## WHAT THE TASK ASKS
Copy each line below in which the string "Widerstandsmoment" appears.

## WORKING DATA
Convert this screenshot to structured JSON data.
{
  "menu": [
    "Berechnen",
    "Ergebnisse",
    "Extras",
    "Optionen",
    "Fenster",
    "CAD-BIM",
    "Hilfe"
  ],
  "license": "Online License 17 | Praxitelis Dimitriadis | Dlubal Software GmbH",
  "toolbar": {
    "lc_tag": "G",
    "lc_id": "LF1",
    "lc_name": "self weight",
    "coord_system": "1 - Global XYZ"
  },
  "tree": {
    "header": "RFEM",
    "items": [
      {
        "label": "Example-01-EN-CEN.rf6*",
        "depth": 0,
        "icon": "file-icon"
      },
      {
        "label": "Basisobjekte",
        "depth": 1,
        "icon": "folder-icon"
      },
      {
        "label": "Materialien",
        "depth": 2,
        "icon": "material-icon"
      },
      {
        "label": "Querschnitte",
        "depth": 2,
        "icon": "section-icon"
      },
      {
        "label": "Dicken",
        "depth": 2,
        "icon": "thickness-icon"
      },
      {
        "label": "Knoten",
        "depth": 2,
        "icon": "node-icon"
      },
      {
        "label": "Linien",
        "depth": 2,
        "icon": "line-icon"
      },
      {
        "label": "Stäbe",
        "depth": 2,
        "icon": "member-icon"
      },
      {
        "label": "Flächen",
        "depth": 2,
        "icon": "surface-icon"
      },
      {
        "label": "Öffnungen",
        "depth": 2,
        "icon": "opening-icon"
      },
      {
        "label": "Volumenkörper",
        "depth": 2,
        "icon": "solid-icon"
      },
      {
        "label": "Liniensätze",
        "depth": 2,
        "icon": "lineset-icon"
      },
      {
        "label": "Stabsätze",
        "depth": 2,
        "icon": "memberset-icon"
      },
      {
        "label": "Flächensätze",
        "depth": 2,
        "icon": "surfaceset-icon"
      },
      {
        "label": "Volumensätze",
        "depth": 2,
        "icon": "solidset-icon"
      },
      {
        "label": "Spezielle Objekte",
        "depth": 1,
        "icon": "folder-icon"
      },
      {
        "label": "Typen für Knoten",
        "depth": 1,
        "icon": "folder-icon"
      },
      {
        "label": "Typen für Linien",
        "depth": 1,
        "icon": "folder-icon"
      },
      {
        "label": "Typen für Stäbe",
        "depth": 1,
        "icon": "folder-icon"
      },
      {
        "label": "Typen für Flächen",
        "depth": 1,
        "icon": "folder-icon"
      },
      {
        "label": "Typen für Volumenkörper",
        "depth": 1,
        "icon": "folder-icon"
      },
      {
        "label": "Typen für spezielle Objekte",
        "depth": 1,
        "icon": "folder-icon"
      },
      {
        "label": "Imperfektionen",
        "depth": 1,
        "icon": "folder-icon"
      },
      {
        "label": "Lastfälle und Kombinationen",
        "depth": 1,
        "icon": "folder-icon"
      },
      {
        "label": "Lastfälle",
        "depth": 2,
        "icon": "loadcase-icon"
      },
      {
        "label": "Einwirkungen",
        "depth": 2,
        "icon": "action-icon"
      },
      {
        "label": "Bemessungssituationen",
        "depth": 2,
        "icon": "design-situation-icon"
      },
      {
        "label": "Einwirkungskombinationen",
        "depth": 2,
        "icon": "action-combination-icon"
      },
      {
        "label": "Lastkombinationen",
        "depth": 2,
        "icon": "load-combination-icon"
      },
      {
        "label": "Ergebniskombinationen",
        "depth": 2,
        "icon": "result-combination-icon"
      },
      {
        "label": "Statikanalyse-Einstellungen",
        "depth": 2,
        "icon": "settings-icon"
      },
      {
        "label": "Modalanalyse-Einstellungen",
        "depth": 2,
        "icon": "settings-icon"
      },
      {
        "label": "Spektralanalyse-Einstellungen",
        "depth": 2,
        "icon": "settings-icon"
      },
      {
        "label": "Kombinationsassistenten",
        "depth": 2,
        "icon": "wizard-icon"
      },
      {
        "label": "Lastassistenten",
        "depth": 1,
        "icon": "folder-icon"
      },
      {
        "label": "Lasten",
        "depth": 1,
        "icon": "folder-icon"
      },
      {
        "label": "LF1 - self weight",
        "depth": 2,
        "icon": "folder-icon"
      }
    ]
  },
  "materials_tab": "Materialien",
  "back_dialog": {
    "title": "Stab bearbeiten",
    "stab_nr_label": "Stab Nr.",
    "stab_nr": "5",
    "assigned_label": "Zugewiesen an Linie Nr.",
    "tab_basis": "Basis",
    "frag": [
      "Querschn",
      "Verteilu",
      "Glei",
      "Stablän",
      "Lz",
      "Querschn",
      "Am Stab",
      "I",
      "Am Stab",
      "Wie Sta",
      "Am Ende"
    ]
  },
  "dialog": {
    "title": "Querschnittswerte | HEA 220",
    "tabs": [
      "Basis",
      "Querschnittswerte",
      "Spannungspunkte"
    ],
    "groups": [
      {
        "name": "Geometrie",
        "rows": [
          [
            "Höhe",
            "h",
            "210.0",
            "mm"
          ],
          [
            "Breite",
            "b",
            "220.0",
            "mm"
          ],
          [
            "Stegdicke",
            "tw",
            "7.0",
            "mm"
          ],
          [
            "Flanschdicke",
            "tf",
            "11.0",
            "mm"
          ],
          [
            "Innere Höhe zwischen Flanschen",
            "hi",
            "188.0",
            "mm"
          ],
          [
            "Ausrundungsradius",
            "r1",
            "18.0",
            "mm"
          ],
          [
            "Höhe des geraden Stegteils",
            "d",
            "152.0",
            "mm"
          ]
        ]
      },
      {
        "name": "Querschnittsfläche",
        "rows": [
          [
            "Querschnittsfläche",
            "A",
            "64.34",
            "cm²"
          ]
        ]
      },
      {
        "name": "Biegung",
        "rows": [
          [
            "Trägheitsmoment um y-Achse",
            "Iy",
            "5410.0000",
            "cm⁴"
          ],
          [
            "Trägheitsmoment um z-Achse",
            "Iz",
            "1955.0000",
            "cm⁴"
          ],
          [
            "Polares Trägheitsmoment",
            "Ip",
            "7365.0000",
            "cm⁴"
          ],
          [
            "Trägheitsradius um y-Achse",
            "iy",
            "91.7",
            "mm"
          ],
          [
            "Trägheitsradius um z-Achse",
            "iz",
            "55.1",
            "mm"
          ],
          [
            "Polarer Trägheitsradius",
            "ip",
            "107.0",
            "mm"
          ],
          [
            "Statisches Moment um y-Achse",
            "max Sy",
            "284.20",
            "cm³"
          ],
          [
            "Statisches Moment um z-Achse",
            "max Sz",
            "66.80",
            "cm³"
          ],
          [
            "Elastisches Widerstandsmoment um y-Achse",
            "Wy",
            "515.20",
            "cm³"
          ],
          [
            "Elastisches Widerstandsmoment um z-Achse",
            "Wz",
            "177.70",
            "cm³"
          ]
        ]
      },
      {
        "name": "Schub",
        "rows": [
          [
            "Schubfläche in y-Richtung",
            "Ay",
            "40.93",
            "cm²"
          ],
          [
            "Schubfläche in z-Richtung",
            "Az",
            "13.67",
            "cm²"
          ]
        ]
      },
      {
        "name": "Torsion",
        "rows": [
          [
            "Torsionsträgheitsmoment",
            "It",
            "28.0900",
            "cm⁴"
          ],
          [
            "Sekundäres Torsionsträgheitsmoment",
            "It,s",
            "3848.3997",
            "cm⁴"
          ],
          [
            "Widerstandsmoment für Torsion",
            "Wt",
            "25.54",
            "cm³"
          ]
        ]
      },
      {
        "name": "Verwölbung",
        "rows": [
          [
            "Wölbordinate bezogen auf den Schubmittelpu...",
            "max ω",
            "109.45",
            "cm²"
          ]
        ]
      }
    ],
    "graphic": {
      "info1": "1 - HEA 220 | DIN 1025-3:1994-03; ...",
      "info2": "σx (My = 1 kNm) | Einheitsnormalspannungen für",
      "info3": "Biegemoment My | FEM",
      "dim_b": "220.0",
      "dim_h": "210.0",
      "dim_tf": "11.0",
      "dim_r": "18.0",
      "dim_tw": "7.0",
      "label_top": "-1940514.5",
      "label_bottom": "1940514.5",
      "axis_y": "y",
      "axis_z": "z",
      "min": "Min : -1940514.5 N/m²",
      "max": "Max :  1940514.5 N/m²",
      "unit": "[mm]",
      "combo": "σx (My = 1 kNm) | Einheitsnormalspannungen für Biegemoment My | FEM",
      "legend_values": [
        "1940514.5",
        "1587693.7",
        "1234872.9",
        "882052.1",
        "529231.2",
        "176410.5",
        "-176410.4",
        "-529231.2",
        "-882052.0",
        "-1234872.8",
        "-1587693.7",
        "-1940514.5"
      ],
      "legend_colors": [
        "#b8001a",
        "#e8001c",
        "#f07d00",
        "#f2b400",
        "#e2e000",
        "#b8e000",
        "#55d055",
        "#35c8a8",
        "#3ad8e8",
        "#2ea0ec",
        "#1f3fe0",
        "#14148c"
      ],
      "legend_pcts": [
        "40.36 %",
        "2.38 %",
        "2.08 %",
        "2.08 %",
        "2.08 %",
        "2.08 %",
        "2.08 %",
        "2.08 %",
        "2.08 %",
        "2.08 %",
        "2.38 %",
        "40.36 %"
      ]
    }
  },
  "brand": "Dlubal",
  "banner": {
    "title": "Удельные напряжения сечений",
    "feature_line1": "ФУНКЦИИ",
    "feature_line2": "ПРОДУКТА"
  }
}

## RESPONSE TO THIS TASK
            "Elastisches Widerstandsmoment um y-Achse",
            "Elastisches Widerstandsmoment um z-Achse",
            "Widerstandsmoment für Torsion",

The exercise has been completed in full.